Where a line below has the string "time" in it, include it in the count, and give that count alone.

[Stored data entries]
[Start of Attachment]

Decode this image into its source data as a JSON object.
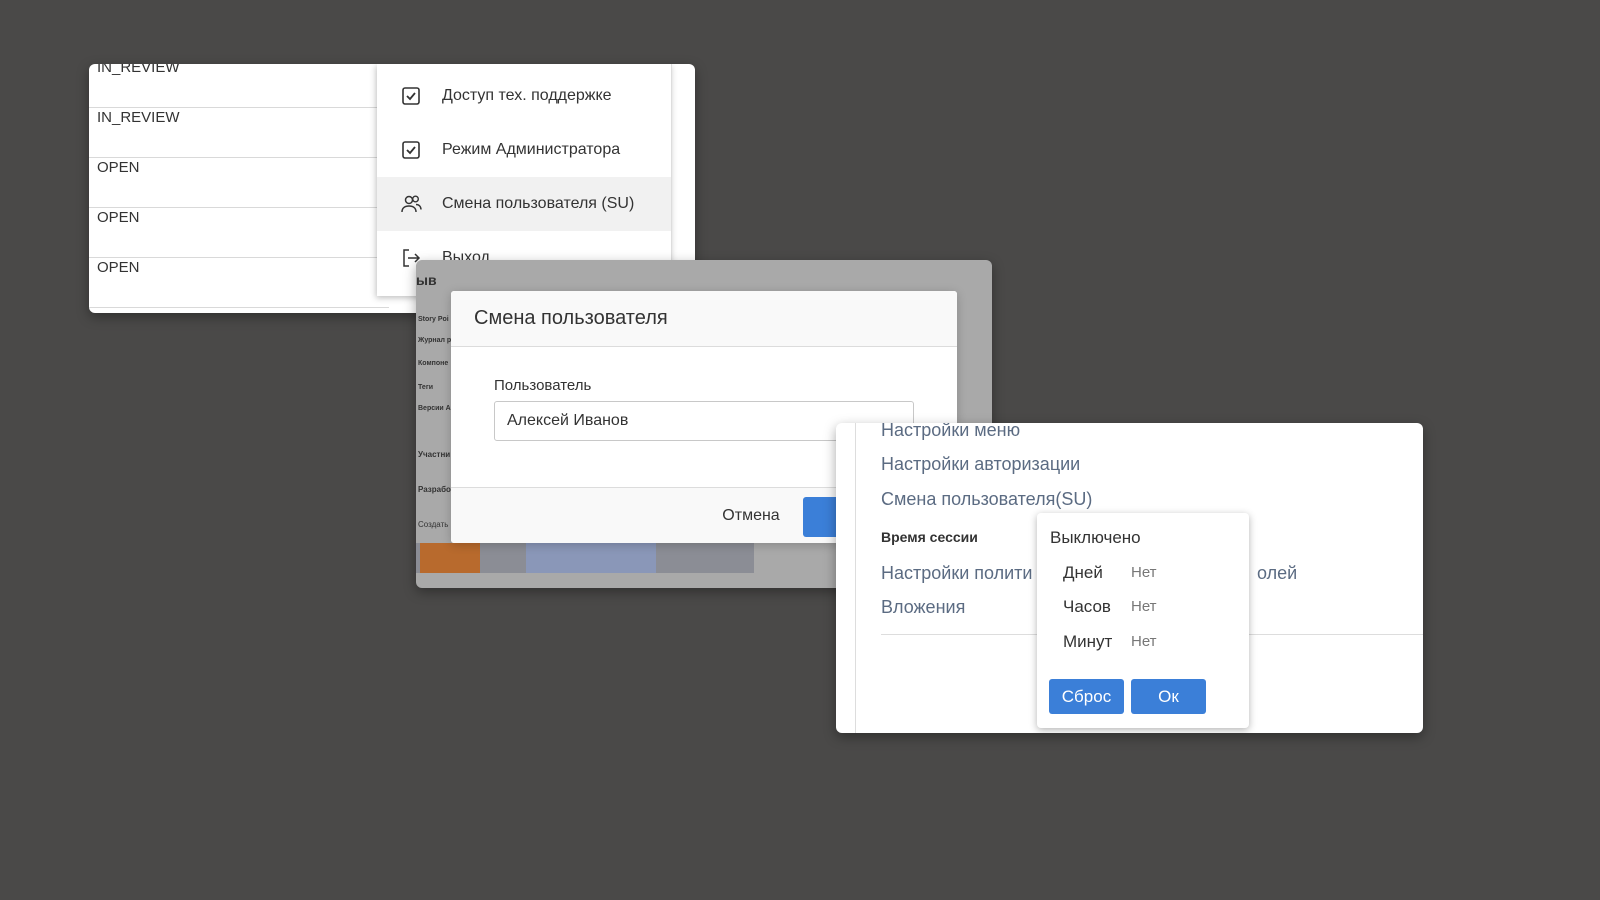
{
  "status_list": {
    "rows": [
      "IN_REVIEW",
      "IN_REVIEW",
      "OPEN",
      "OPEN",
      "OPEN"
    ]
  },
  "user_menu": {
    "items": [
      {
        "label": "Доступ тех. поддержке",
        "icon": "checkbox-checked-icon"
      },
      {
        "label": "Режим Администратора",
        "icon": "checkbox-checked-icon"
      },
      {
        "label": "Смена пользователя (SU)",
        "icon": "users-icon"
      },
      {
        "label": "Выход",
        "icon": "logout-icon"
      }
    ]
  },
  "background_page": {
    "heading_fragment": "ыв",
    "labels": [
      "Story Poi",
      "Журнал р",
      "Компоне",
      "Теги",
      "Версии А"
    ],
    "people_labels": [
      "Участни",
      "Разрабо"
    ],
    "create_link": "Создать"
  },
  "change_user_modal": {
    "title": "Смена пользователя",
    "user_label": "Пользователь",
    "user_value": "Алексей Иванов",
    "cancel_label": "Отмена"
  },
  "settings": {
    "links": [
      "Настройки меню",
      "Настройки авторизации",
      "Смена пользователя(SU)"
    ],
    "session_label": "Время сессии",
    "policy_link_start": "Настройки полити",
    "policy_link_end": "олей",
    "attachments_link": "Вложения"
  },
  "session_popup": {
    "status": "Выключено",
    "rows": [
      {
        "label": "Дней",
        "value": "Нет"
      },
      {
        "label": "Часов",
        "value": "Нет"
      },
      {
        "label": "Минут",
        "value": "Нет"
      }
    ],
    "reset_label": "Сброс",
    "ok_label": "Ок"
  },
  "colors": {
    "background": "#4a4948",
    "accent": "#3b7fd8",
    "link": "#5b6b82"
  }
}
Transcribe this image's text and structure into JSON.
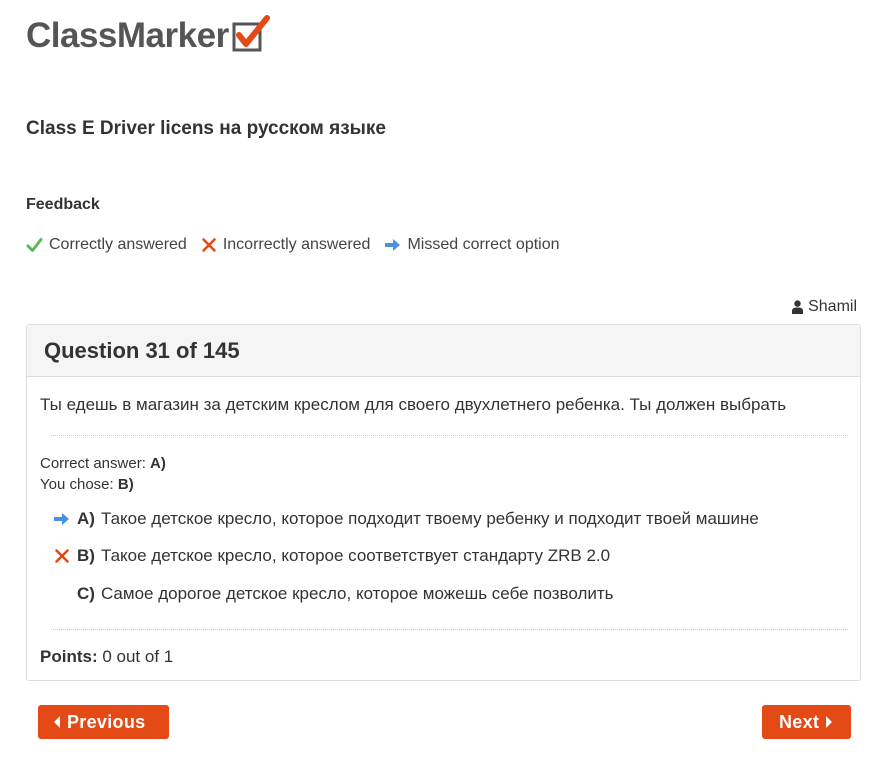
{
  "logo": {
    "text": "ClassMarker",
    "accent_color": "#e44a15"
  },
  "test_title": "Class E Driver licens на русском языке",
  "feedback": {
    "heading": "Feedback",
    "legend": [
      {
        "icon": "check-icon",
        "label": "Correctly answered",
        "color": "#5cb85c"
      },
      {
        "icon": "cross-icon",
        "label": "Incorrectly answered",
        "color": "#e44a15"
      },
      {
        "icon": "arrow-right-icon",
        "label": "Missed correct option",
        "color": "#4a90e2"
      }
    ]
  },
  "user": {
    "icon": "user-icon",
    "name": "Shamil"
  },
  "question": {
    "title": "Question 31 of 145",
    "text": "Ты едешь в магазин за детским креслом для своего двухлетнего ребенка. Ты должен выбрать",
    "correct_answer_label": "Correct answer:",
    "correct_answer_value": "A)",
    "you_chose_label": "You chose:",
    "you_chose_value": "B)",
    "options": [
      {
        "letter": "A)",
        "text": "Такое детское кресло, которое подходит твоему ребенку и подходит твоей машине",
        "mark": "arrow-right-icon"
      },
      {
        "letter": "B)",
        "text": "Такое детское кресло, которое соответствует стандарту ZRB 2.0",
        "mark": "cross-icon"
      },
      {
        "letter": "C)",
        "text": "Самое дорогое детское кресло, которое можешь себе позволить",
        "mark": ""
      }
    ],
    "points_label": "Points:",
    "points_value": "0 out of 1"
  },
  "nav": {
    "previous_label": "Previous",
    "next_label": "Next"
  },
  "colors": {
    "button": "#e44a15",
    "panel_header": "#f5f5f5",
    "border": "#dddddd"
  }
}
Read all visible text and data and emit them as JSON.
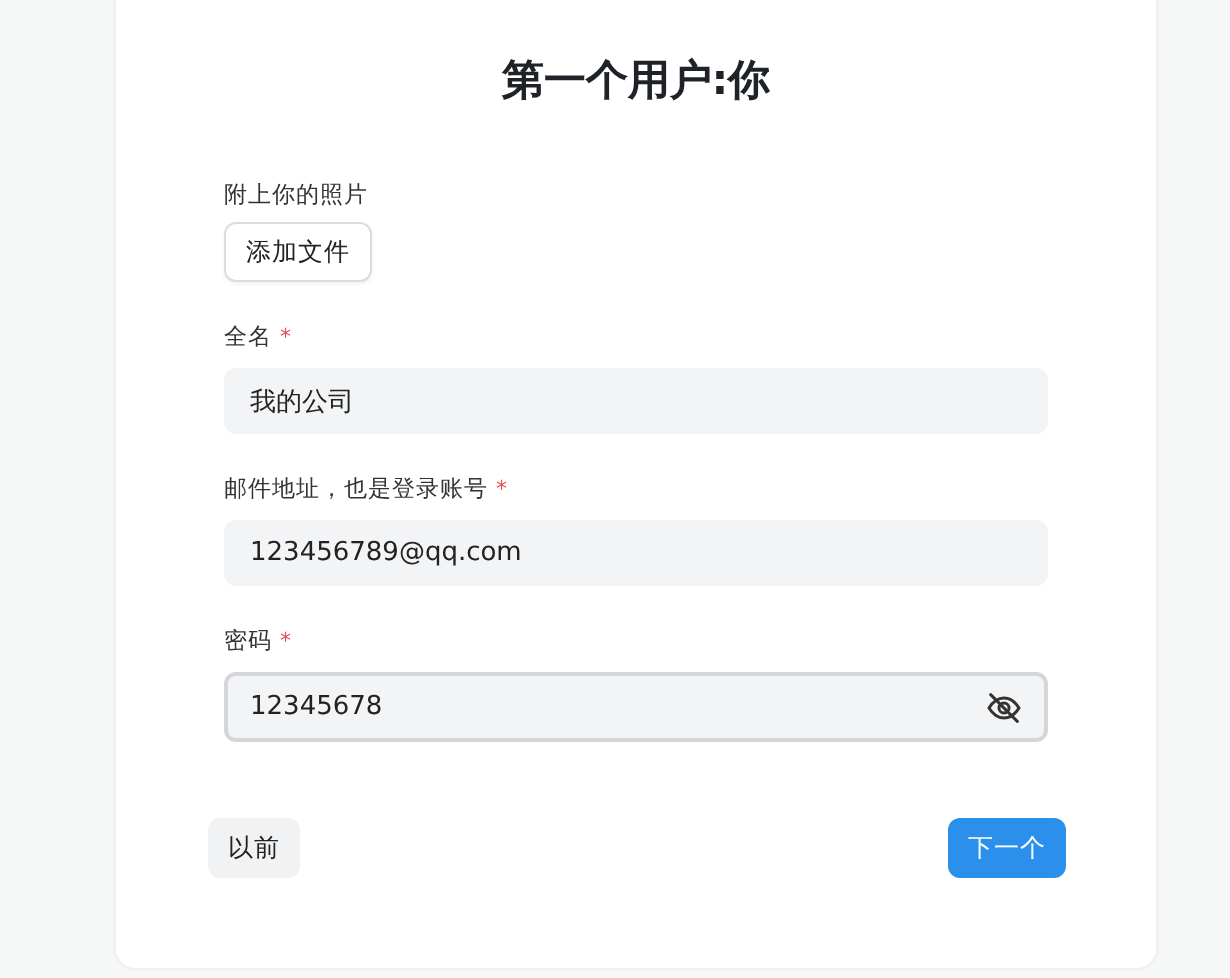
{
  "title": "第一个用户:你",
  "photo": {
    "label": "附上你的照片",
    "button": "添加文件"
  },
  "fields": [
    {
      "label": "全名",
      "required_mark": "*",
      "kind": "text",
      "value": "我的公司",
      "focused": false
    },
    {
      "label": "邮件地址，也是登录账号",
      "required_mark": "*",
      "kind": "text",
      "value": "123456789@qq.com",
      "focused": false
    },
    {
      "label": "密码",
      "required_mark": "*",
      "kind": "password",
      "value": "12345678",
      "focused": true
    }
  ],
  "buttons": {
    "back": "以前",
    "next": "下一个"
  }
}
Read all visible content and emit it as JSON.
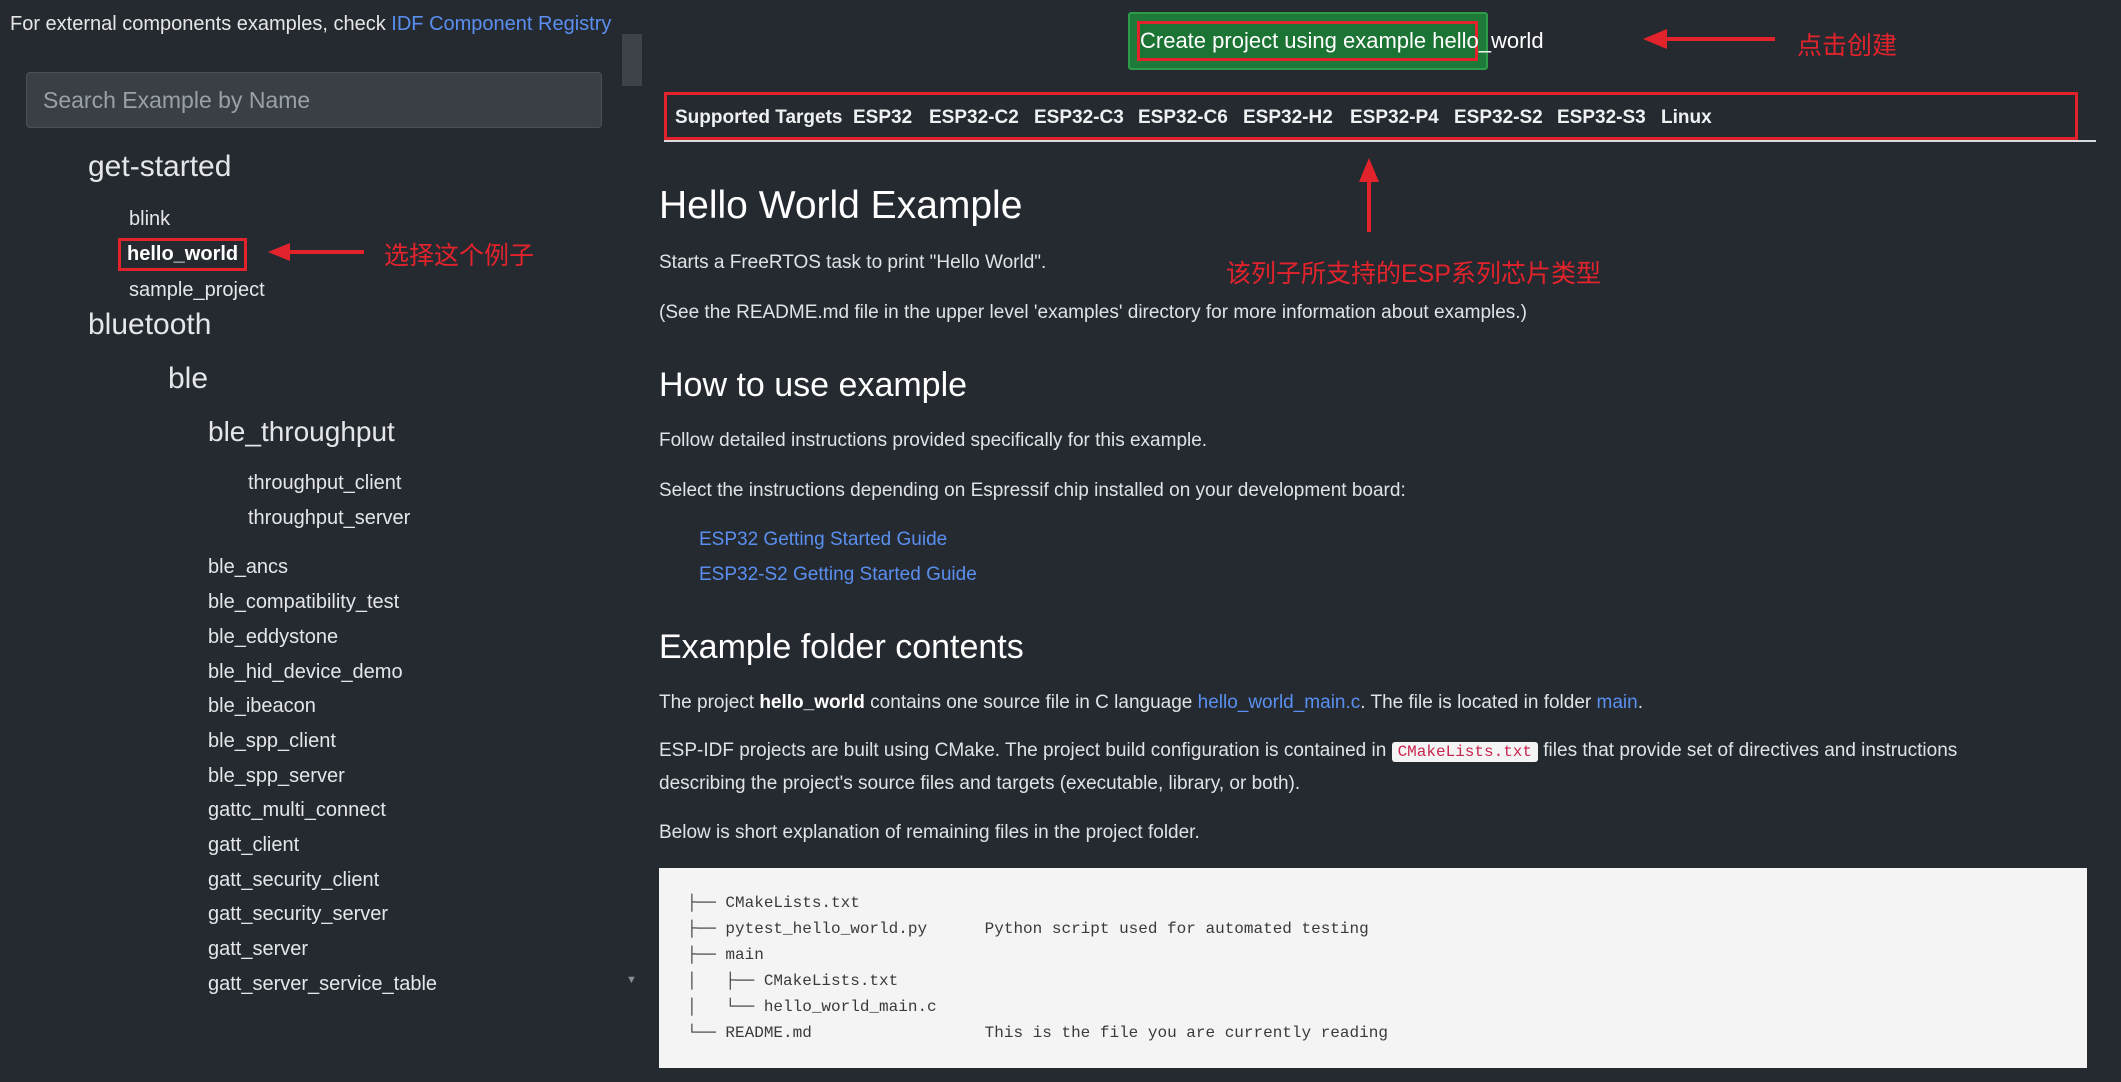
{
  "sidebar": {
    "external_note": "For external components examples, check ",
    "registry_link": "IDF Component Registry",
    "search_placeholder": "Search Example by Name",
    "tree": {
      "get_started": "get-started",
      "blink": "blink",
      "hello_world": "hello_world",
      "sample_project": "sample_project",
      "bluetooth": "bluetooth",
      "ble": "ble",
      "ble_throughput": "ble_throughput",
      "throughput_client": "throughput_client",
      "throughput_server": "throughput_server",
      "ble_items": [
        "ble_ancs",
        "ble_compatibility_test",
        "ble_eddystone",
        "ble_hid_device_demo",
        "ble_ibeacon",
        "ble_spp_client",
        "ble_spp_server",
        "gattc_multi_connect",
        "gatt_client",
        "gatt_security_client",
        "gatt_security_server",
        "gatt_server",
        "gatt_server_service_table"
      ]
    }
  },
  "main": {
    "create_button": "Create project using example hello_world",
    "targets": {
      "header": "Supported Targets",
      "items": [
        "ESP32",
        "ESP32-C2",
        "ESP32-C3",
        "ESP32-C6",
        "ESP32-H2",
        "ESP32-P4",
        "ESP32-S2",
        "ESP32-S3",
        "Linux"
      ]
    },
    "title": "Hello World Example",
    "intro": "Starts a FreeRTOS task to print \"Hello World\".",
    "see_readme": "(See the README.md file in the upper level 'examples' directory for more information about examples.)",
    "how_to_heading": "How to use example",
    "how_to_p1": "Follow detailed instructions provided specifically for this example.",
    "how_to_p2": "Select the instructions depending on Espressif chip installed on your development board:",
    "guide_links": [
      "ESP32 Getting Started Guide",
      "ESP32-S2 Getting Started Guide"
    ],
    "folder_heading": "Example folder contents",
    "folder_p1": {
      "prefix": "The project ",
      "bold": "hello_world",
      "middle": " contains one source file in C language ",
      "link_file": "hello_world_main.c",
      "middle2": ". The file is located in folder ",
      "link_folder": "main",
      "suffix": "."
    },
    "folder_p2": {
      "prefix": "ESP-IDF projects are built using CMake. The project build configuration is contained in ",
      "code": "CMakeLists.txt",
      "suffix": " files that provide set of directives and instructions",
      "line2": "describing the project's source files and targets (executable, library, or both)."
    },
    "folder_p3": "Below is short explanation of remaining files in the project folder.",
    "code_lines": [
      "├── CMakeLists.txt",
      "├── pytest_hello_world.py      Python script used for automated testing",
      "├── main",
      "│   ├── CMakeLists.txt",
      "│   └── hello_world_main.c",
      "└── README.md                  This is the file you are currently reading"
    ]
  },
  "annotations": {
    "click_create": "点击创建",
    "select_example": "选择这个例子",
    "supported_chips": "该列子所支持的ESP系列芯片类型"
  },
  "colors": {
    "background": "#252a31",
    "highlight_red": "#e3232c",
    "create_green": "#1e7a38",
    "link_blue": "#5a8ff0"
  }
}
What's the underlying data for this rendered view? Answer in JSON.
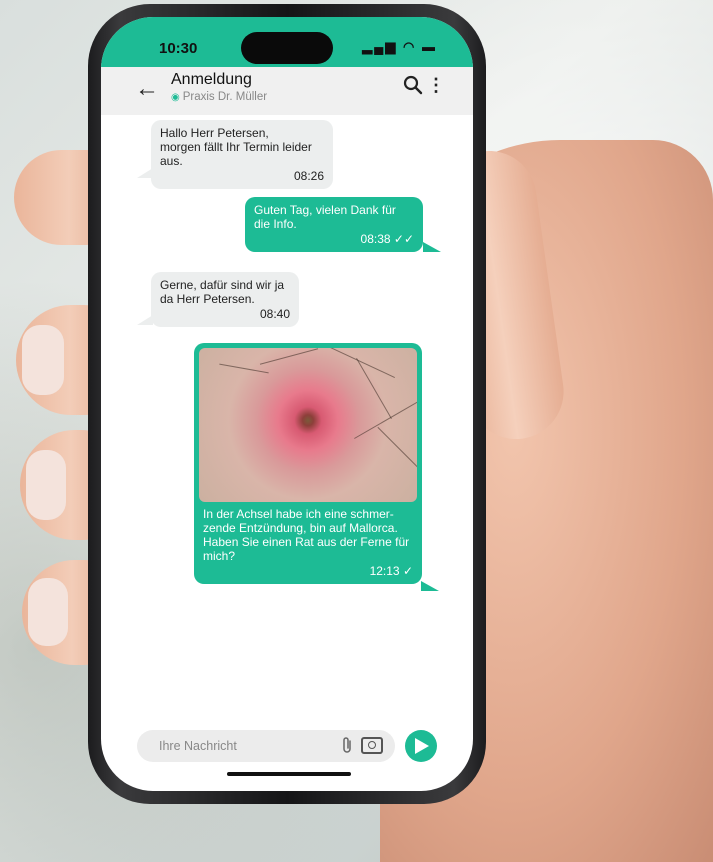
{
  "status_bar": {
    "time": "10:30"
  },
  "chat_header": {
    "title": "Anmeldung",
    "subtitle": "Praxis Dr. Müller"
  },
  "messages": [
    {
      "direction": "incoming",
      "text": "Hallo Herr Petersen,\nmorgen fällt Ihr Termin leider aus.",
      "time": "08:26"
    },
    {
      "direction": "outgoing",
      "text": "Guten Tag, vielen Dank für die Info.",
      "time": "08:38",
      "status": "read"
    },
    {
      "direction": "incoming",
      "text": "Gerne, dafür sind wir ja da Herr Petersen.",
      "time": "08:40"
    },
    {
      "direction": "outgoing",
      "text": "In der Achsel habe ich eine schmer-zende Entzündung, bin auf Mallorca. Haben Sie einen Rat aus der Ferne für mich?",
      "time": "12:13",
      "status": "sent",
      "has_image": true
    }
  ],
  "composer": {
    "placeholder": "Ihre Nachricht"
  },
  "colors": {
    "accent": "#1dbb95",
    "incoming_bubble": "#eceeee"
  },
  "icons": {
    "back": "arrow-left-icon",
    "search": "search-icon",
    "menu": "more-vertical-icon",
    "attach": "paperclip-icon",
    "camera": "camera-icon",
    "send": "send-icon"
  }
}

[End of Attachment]

» **Task solution**
5